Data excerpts
--- START ---
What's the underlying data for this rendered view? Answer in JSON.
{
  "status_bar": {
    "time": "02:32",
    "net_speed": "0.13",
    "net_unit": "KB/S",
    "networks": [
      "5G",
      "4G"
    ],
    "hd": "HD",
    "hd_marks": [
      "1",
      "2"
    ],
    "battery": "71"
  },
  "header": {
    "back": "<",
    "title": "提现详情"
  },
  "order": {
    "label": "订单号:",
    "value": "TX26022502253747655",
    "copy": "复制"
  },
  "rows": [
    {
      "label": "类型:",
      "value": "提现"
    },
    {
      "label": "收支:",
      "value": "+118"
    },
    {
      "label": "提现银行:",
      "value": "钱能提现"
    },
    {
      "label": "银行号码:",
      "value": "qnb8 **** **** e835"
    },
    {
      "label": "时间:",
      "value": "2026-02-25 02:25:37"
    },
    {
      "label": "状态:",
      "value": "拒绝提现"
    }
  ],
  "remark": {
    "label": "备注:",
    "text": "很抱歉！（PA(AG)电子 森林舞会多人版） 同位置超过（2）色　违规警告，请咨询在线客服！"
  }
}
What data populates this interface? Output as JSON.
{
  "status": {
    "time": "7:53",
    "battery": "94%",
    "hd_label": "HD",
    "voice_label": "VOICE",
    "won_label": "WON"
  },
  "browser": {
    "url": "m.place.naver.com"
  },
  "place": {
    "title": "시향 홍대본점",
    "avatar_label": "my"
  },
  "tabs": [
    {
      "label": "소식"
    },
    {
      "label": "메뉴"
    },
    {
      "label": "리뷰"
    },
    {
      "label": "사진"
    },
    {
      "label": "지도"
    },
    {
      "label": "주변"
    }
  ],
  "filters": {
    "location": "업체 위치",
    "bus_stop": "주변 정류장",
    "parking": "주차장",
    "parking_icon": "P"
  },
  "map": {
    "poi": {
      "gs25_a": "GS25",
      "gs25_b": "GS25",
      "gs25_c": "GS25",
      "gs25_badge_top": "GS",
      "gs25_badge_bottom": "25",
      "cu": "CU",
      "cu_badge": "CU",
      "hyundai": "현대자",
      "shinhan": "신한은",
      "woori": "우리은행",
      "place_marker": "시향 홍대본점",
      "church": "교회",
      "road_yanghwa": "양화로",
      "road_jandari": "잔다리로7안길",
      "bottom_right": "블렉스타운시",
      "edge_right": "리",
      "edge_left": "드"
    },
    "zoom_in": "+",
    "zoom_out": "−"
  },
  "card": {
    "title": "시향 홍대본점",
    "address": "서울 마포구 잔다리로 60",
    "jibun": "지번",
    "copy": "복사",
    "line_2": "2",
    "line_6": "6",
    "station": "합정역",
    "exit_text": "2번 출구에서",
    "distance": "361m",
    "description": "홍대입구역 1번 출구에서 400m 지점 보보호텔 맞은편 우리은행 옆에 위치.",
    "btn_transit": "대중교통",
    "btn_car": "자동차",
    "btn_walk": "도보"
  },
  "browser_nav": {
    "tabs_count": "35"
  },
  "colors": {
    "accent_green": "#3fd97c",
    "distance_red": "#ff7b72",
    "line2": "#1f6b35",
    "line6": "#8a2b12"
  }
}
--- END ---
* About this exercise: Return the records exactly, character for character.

* Answer section:
What's the underlying data for this rendered view? Answer in JSON.
{
  "status_bar": {
    "time": "02:32",
    "net_speed": "0.13",
    "net_unit": "KB/S",
    "networks": [
      "5G",
      "4G"
    ],
    "hd": "HD",
    "hd_marks": [
      "1",
      "2"
    ],
    "battery": "71"
  },
  "header": {
    "back": "<",
    "title": "提现详情"
  },
  "order": {
    "label": "订单号:",
    "value": "TX26022502253747655",
    "copy": "复制"
  },
  "rows": [
    {
      "label": "类型:",
      "value": "提现"
    },
    {
      "label": "收支:",
      "value": "+118"
    },
    {
      "label": "提现银行:",
      "value": "钱能提现"
    },
    {
      "label": "银行号码:",
      "value": "qnb8 **** **** e835"
    },
    {
      "label": "时间:",
      "value": "2026-02-25 02:25:37"
    },
    {
      "label": "状态:",
      "value": "拒绝提现"
    }
  ],
  "remark": {
    "label": "备注:",
    "text": "很抱歉！（PA(AG)电子 森林舞会多人版） 同位置超过（2）色　违规警告，请咨询在线客服！"
  }
}
What data populates this interface? Output as JSON.
{
  "status": {
    "time": "7:53",
    "battery": "94%",
    "hd_label": "HD",
    "voice_label": "VOICE",
    "won_label": "WON"
  },
  "browser": {
    "url": "m.place.naver.com"
  },
  "place": {
    "title": "시향 홍대본점",
    "avatar_label": "my"
  },
  "tabs": [
    {
      "label": "소식"
    },
    {
      "label": "메뉴"
    },
    {
      "label": "리뷰"
    },
    {
      "label": "사진"
    },
    {
      "label": "지도"
    },
    {
      "label": "주변"
    }
  ],
  "filters": {
    "location": "업체 위치",
    "bus_stop": "주변 정류장",
    "parking": "주차장",
    "parking_icon": "P"
  },
  "map": {
    "poi": {
      "gs25_a": "GS25",
      "gs25_b": "GS25",
      "gs25_c": "GS25",
      "gs25_badge_top": "GS",
      "gs25_badge_bottom": "25",
      "cu": "CU",
      "cu_badge": "CU",
      "hyundai": "현대자",
      "shinhan": "신한은",
      "woori": "우리은행",
      "place_marker": "시향 홍대본점",
      "church": "교회",
      "road_yanghwa": "양화로",
      "road_jandari": "잔다리로7안길",
      "bottom_right": "블렉스타운시",
      "edge_right": "리",
      "edge_left": "드"
    },
    "zoom_in": "+",
    "zoom_out": "−"
  },
  "card": {
    "title": "시향 홍대본점",
    "address": "서울 마포구 잔다리로 60",
    "jibun": "지번",
    "copy": "복사",
    "line_2": "2",
    "line_6": "6",
    "station": "합정역",
    "exit_text": "2번 출구에서",
    "distance": "361m",
    "description": "홍대입구역 1번 출구에서 400m 지점 보보호텔 맞은편 우리은행 옆에 위치.",
    "btn_transit": "대중교통",
    "btn_car": "자동차",
    "btn_walk": "도보"
  },
  "browser_nav": {
    "tabs_count": "35"
  },
  "colors": {
    "accent_green": "#3fd97c",
    "distance_red": "#ff7b72",
    "line2": "#1f6b35",
    "line6": "#8a2b12"
  }
}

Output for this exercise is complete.